═════ DATA EXTRACT

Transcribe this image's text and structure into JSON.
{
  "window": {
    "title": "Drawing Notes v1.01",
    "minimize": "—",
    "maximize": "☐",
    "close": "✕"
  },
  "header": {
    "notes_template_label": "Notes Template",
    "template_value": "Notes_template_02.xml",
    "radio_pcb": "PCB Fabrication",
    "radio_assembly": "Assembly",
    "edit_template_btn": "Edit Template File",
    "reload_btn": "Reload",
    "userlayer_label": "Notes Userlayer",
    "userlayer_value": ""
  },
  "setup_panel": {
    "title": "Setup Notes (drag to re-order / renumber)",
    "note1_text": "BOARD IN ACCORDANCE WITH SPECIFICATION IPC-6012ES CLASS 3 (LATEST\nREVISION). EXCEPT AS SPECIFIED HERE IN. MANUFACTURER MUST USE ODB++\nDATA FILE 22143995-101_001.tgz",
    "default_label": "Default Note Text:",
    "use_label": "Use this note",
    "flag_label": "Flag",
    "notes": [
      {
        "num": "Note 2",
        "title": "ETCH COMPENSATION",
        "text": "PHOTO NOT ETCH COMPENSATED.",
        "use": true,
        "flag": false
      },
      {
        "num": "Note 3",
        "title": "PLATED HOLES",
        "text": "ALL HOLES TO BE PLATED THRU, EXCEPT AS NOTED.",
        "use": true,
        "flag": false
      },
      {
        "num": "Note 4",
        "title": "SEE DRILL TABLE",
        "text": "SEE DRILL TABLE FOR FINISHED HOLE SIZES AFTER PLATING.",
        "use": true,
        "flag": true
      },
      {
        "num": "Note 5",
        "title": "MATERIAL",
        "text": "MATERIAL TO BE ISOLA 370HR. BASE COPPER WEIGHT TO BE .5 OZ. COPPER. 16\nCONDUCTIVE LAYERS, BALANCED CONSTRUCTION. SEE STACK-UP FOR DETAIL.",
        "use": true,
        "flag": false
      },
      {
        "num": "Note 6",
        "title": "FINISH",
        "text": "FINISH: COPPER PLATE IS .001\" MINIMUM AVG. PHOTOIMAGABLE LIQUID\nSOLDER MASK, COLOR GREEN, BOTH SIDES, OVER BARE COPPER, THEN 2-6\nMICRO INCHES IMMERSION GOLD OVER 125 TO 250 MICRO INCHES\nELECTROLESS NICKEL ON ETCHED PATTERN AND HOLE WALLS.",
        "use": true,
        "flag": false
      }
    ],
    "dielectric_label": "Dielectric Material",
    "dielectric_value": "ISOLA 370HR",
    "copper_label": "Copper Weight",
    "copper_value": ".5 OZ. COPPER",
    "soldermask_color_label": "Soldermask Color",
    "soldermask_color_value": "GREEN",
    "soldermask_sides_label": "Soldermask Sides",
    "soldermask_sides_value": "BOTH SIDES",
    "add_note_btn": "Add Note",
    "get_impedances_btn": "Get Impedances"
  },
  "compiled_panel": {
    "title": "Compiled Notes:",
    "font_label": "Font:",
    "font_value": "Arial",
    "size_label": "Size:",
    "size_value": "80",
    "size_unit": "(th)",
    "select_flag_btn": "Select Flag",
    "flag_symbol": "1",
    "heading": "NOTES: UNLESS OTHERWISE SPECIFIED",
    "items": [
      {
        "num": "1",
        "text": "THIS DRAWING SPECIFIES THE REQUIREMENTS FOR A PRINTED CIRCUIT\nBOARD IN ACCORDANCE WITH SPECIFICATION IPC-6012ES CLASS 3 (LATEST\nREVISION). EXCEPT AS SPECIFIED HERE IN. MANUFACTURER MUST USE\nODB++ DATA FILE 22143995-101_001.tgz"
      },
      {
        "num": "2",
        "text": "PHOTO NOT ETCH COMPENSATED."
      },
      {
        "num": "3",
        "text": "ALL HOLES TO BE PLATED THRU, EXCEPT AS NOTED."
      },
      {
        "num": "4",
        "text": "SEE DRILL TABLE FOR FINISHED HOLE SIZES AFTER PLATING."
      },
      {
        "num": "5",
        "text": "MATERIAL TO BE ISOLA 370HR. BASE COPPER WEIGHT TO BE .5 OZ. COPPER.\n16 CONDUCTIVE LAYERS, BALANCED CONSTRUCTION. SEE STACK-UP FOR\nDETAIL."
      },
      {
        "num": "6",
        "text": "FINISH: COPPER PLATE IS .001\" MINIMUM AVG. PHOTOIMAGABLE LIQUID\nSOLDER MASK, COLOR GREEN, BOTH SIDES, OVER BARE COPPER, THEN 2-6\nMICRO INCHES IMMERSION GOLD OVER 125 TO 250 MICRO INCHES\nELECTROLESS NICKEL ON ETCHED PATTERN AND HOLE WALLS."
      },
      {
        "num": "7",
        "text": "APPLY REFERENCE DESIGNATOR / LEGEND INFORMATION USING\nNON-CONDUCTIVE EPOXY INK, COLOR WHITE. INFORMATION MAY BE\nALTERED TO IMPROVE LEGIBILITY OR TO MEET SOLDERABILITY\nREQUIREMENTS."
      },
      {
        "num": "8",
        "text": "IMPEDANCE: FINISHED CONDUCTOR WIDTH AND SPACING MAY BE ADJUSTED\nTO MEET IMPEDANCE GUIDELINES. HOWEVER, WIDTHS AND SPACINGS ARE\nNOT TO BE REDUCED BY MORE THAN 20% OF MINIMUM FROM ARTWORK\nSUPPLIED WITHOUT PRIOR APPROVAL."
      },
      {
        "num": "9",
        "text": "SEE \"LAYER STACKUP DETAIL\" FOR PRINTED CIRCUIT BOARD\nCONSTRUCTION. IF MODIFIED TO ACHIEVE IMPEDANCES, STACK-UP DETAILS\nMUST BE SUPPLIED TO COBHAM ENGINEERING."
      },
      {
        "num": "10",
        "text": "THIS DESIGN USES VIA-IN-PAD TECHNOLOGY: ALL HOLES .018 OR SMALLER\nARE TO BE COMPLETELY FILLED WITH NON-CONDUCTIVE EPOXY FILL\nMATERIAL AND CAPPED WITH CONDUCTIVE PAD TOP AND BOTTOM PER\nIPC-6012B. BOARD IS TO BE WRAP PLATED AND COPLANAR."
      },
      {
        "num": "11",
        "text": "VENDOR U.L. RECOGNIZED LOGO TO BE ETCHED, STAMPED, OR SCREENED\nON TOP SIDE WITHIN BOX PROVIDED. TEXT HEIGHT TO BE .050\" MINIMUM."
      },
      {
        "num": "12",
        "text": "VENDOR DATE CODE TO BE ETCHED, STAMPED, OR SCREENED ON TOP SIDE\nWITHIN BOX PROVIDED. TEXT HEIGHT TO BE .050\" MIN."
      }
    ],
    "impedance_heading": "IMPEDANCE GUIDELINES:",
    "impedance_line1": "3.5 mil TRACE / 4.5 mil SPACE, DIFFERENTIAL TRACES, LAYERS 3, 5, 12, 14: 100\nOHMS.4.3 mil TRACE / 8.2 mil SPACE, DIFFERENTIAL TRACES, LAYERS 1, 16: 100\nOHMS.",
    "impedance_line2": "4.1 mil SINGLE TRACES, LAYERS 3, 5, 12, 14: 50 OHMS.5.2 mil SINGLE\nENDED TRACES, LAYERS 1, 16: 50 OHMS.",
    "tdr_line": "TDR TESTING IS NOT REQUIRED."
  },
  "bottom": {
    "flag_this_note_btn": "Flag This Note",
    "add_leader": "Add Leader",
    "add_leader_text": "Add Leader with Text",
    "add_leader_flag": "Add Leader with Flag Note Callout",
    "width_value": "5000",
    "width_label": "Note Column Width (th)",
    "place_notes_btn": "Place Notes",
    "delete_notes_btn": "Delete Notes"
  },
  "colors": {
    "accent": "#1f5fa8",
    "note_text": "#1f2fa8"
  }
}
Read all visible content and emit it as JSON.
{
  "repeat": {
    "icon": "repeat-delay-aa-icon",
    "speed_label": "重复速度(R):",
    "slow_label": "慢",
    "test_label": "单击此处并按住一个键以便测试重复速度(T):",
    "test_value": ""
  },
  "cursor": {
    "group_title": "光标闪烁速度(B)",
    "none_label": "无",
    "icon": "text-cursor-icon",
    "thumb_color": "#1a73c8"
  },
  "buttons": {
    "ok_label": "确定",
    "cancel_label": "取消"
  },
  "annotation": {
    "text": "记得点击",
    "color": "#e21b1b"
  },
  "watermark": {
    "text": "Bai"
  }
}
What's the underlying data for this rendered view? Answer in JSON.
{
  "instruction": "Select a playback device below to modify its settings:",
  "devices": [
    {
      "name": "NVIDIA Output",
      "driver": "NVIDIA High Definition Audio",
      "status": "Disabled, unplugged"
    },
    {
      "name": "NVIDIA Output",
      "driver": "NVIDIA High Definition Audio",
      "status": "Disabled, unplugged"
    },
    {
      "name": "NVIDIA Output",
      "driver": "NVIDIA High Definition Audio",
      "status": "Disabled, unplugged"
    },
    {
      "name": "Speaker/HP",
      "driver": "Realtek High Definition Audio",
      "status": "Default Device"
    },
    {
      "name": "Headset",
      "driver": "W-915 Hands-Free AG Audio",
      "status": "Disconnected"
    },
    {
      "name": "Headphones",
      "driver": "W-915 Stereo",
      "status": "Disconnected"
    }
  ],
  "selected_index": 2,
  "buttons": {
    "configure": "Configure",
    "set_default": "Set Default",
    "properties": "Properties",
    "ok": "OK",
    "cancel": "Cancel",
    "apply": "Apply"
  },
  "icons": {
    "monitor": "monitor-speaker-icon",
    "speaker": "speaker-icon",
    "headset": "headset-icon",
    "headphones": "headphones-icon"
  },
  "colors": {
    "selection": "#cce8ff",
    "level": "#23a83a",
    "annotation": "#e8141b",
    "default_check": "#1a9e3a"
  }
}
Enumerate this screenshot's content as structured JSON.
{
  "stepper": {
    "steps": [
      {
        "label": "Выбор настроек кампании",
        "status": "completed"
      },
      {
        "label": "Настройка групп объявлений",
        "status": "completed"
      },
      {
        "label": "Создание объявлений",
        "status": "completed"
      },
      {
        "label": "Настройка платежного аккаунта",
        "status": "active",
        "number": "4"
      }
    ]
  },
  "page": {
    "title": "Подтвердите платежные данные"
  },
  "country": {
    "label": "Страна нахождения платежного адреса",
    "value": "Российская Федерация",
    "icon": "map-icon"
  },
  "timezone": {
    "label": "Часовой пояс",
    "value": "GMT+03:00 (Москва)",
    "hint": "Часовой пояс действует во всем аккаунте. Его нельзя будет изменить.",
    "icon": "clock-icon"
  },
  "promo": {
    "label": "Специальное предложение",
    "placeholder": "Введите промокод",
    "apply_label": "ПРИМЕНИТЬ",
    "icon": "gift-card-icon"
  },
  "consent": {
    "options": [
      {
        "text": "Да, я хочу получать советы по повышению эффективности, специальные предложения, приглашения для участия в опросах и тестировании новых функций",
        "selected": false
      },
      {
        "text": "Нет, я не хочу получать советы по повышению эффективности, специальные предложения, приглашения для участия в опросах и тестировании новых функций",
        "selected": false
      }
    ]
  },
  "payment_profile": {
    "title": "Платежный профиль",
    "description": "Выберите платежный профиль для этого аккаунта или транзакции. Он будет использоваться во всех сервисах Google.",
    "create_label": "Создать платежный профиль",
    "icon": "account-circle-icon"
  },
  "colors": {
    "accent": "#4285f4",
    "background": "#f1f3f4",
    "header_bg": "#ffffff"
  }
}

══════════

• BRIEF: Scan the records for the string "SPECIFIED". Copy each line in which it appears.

• ANSWER BELOW:
    "note1_text": "BOARD IN ACCORDANCE WITH SPECIFICATION IPC-6012ES CLASS 3 (LATEST\nREVISION). EXCEPT AS SPECIFIED HERE IN. MANUFACTURER MUST USE ODB++\nDATA FILE 22143995-101_001.tgz",
    "heading": "NOTES: UNLESS OTHERWISE SPECIFIED",
        "text": "THIS DRAWING SPECIFIES THE REQUIREMENTS FOR A PRINTED CIRCUIT\nBOARD IN ACCORDANCE WITH SPECIFICATION IPC-6012ES CLASS 3 (LATEST\nREVISION). EXCEPT AS SPECIFIED HERE IN. MANUFACTURER MUST USE\nODB++ DATA FILE 22143995-101_001.tgz"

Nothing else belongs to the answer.